An NSPCC survey (2007) of children in private law cases found that they frequently felt disempowered but that having a say made a difference to the outcome.

A survey by CAFCASS (2011) found that where children and young people were not happy with the outcome of their parents’ separation it was mainly because they felt they had little input into the process or their views were not taken into account.

Research with children and young people shows they want opportunities to be heard often feeling powerless in times of family change. They find themselves with arrangements which they are forced to accept –sometimes feeling marginalised, frustrated, angry, alienated and confused.

Parents sometimes say they don’t know how or when to talk to children about their separation (too painful and too difficult) They can think that by not involving the children in what’s happening they are protecting them or it is adult’s business and adults know best.
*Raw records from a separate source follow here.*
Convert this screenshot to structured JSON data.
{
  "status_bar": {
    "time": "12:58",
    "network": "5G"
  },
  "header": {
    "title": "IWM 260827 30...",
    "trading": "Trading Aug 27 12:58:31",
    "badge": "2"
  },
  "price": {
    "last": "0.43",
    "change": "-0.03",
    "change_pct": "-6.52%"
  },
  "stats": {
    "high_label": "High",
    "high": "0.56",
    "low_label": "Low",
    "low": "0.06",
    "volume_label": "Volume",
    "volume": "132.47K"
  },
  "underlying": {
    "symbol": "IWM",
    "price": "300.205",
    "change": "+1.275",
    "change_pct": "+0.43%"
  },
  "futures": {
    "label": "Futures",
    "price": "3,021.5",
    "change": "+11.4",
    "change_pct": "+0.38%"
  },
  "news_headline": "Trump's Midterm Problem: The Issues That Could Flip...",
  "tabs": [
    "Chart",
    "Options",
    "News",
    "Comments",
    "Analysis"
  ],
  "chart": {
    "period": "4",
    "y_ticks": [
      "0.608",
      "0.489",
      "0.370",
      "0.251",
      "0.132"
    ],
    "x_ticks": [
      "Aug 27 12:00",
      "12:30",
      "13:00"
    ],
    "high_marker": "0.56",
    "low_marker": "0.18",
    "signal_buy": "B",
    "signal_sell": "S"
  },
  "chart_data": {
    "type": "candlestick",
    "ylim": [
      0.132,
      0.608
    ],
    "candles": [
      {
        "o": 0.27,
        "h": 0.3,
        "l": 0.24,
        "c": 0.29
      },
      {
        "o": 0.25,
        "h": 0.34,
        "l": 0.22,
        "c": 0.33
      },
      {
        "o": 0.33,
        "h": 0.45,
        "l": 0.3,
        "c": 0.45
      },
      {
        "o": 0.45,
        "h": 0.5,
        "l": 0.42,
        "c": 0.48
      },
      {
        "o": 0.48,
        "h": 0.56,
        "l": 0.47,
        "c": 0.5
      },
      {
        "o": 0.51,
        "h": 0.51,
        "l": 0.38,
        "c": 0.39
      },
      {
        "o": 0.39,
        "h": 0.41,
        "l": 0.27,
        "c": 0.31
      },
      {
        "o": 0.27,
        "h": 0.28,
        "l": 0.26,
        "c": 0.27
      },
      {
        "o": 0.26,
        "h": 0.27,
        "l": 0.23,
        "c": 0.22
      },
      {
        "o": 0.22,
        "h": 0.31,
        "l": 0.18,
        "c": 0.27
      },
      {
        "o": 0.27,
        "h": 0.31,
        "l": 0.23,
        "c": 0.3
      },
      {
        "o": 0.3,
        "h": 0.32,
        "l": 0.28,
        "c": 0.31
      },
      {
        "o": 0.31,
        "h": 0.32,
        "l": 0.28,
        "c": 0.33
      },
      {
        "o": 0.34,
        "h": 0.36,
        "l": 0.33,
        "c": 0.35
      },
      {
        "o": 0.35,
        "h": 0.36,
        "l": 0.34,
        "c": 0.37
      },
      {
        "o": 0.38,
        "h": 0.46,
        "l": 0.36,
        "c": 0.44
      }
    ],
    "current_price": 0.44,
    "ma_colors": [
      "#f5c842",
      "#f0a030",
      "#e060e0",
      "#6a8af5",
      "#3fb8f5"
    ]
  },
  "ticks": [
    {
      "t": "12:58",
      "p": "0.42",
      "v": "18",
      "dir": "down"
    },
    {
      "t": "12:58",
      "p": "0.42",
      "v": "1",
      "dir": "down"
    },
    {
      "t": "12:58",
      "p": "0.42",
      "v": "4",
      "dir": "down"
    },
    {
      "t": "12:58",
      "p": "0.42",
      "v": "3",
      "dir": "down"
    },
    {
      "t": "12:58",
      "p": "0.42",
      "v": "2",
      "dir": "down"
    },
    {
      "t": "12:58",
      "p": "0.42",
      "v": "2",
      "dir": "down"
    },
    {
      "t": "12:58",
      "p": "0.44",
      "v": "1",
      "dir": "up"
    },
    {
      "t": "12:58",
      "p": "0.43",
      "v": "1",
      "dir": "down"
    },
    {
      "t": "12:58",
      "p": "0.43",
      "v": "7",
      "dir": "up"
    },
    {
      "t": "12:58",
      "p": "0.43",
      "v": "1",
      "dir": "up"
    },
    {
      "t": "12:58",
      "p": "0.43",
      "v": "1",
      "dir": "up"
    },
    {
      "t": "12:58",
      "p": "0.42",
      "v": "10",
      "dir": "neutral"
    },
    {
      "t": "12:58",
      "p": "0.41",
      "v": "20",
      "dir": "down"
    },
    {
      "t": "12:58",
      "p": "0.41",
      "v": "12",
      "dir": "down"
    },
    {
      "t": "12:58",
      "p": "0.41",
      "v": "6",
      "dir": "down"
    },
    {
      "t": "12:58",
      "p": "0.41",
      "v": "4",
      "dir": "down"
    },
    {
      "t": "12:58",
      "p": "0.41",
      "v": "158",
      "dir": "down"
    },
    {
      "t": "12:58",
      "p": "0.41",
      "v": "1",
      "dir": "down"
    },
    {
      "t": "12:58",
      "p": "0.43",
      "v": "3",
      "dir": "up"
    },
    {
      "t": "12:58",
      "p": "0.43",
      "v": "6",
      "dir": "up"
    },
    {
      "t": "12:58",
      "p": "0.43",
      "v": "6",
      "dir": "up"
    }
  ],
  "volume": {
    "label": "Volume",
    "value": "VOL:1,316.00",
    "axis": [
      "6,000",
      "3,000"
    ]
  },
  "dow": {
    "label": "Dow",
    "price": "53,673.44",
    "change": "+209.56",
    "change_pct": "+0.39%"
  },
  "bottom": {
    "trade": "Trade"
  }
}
A common view can be that think they know what their children would say anyway. A child’s perspectives may well be different.

There always has to be careful discussion between the mediator and both parents before involving a child in mediation. It may simply not be appropriate, for example children with certain difficulties or needs that wouldn’t lend it well to a consultation, very entrenched, high conflict cases.

Useful Links below.

Contact our Family Law Team

How can we help?

I am an existing client

Please Note: This enquiry is totally confidential. We only request other party details to check we are not conflicted.